* [DIRECTIONS] Pull every line with the word "data" out of the entries below.

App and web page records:
########################################
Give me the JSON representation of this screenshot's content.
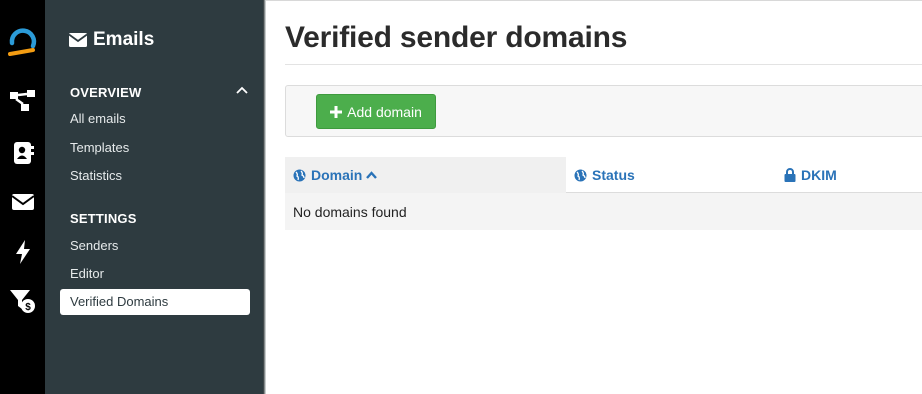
{
  "sidebar": {
    "title": "Emails",
    "sections": [
      {
        "label": "OVERVIEW",
        "items": [
          "All emails",
          "Templates",
          "Statistics"
        ]
      },
      {
        "label": "SETTINGS",
        "items": [
          "Senders",
          "Editor",
          "Verified Domains"
        ]
      }
    ]
  },
  "main": {
    "title": "Verified sender domains",
    "add_button_label": "Add domain",
    "table": {
      "columns": [
        "Domain",
        "Status",
        "DKIM"
      ],
      "empty_text": "No domains found"
    }
  },
  "colors": {
    "accent_blue": "#2a73b8",
    "button_green": "#4cae4c",
    "sidebar_bg": "#2e3b40",
    "logo_blue": "#2b9bd8",
    "logo_orange": "#f39c12"
  },
  "icons": {
    "rail": [
      "logo-icon",
      "workflow-icon",
      "contacts-icon",
      "email-icon",
      "bolt-icon",
      "funnel-dollar-icon"
    ]
  }
}
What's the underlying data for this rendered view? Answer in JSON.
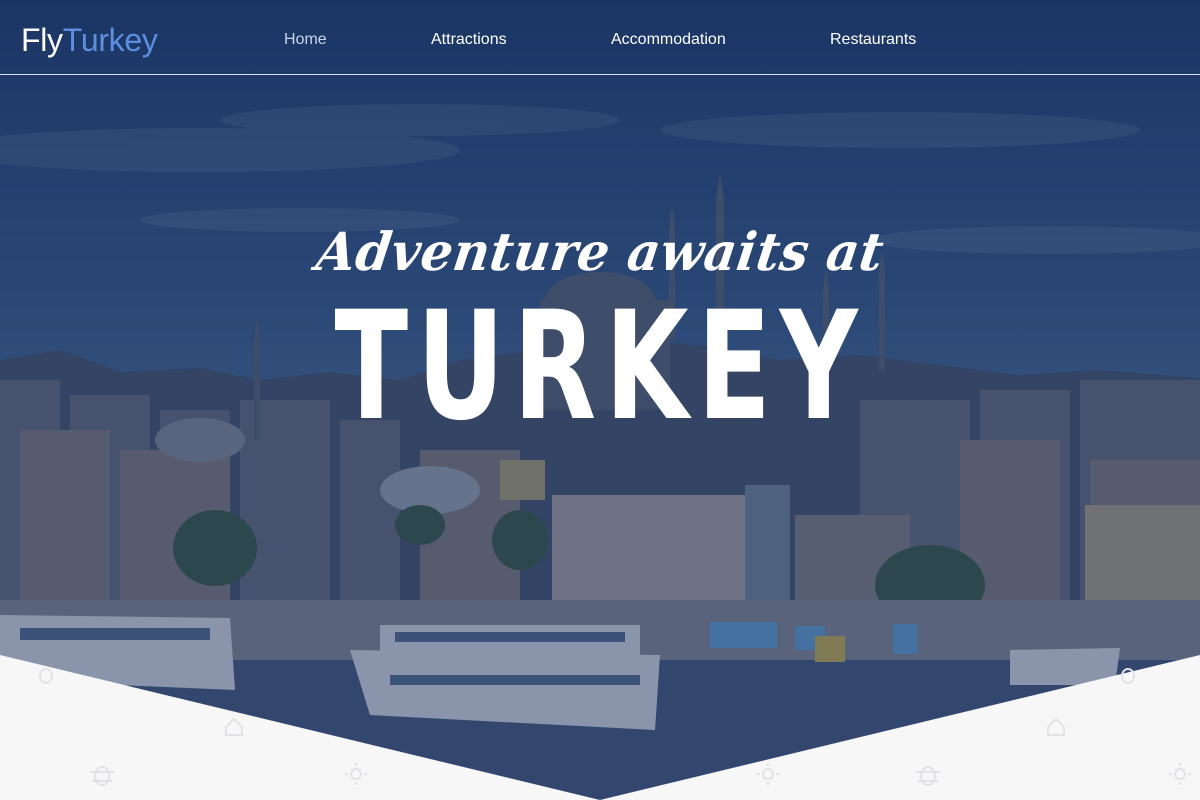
{
  "brand": {
    "name_part1": "Fly",
    "name_part2": "Turkey",
    "primary_color": "#ffffff",
    "accent_color": "#5d8fde"
  },
  "nav": {
    "items": [
      {
        "label": "Home",
        "active": true
      },
      {
        "label": "Attractions",
        "active": false
      },
      {
        "label": "Accommodation",
        "active": false
      },
      {
        "label": "Restaurants",
        "active": false
      }
    ]
  },
  "hero": {
    "tagline": "Adventure awaits at",
    "headline": "TURKEY",
    "overlay_color": "#183062"
  },
  "colors": {
    "background_bottom": "#f7f7f8",
    "pattern_icon": "#e4e4e8"
  },
  "icons": [
    "bug-icon",
    "sun-icon",
    "house-icon"
  ]
}
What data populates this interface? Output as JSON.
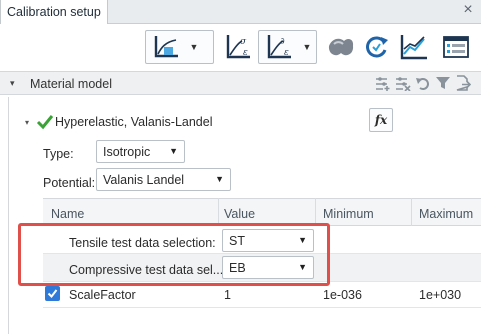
{
  "window": {
    "tab_title": "Calibration setup",
    "close_glyph": "×"
  },
  "toolbar": {
    "icons": [
      "chart-plot-icon",
      "stress-strain-icon",
      "stress-strain-delta-icon",
      "material-shape-icon",
      "refresh-icon",
      "trend-chart-icon",
      "form-panel-icon"
    ]
  },
  "section": {
    "caret": "▾",
    "title": "Material model",
    "icons": [
      "sliders-add-icon",
      "sliders-remove-icon",
      "undo-icon",
      "filter-icon",
      "export-icon"
    ]
  },
  "model": {
    "caret": "▾",
    "name": "Hyperelastic, Valanis-Landel",
    "fx_label": "fx",
    "type_label": "Type:",
    "type_value": "Isotropic",
    "potential_label": "Potential:",
    "potential_value": "Valanis Landel"
  },
  "table": {
    "headers": [
      "Name",
      "Value",
      "Minimum",
      "Maximum"
    ],
    "rows": [
      {
        "name": "Tensile test data selection:",
        "value": "ST",
        "minimum": "",
        "maximum": ""
      },
      {
        "name": "Compressive test data sel...",
        "value": "EB",
        "minimum": "",
        "maximum": ""
      },
      {
        "name": "ScaleFactor",
        "value": "1",
        "minimum": "1e-036",
        "maximum": "1e+030",
        "checked": true
      }
    ]
  },
  "colors": {
    "accent": "#2f7ad9",
    "highlight": "#e0504a",
    "check": "#3aa335"
  }
}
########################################
* [RESPONSE]
What's the underlying data for this rendered view? Answer in JSON.
What data populates this interface? Output as JSON.
        "name": "Tensile test data selection:",
        "name": "Compressive test data sel...",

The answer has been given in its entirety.